Well, on Wednesday last the two coffins were screwed up at Luton and taken in a hearse to Biscot churchyard, where the vicar, in the presence of a policeman, officiated. Shining breastplates were screwed on to the coffins inscribed, "Bones found at Leagrave, July 1905." Amongst the bones in the coffins were several non-human examples, a rib bone of a sheep, a piece of a rib of beef, a bone of a rabbit, and another of roebuck.
In Faunthorpe's Map of Beds (published by Philip, 1873) it is called "Wayland Bank," in the Tithe Book (1844), "Wallards," in the Ordnance Survey Map (1886), "Waulud's Bank;" being popularly named "Waller's Bank."
Henry Cobbs' 'Luton Church, historical and descriptive' (1899).
Waulud's Bank is described in the literature I have read as being a 'ritual' or 'ceremonial' site - yet the ditch is *outside* the bank - surely more akin to the defensive/settlement type of earthwork?
The 'Five Springs' originate at the NW corner of the site, then the stream flows south along the western boundary of the enclosure. This was originally all marshy, but it was drained when the railway line was constructed in the 19th century (I wonder, can you see anything of the site from the train?). According to the EH record on MAGIC, Waulud's Bank is truly a unique type of monument – but it draws comparisons with the 'henge enclosures', Marden particularly, as a stream too forms part of its boundary. They're not the same though, as Waulud's ditch (some 15-20m across) is on the outside, whereas Marden et al.'s are on the inside. And another possible difference is that Waulud's Bank has no opposing hengey-type entrances – but maybe the evidence for those just hasn't been found yet. The site has rarely been ploughed and under all the modern muck there's probably all sorts of clues waiting to be found – maybe especially in the boggy bits where organic material can survive.

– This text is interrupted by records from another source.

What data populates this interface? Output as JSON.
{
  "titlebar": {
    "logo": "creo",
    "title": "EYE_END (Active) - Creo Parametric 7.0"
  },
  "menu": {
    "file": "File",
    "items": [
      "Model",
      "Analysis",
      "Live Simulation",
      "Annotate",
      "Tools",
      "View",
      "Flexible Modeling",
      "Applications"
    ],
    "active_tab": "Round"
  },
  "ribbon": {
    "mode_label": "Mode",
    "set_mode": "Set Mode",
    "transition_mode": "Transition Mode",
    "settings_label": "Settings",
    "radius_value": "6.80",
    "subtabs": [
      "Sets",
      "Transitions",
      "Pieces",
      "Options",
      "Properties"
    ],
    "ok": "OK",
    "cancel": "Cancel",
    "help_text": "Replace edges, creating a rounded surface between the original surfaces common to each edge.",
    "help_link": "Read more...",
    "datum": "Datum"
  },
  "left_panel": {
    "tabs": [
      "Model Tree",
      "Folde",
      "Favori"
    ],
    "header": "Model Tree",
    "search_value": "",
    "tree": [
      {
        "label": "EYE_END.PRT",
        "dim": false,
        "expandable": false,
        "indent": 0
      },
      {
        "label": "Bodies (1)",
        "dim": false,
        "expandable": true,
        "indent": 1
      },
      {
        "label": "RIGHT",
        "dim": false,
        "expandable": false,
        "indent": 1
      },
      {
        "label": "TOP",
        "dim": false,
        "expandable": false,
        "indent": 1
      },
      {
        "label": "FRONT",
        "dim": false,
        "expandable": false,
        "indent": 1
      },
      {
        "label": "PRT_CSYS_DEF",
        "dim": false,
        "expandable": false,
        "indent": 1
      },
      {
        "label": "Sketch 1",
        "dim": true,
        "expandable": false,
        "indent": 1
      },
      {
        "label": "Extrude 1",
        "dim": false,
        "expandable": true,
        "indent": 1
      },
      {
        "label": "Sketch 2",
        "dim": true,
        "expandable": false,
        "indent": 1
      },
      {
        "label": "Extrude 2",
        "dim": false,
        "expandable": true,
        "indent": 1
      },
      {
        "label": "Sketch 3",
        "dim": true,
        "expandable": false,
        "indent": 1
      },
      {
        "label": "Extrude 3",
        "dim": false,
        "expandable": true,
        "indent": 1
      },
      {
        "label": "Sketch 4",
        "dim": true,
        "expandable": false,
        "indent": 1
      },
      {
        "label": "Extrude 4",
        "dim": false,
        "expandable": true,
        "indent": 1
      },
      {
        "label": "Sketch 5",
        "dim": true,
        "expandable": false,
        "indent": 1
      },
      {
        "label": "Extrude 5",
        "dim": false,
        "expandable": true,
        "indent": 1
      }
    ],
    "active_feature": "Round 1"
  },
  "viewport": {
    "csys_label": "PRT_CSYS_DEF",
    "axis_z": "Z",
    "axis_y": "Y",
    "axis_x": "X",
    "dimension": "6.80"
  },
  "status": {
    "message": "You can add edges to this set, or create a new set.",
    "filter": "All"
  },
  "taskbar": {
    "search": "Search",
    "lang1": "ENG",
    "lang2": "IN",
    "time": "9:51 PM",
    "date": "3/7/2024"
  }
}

Also, although you might be horrified by the amount of 21st century detritus round here, it seems it's hardly a new issue. The ditch on the northern side of the site was enlarged in the Roman period, at which time a lot of 2nd century junk got dumped into it (as mentioned in Dyer's 'Southern Britain').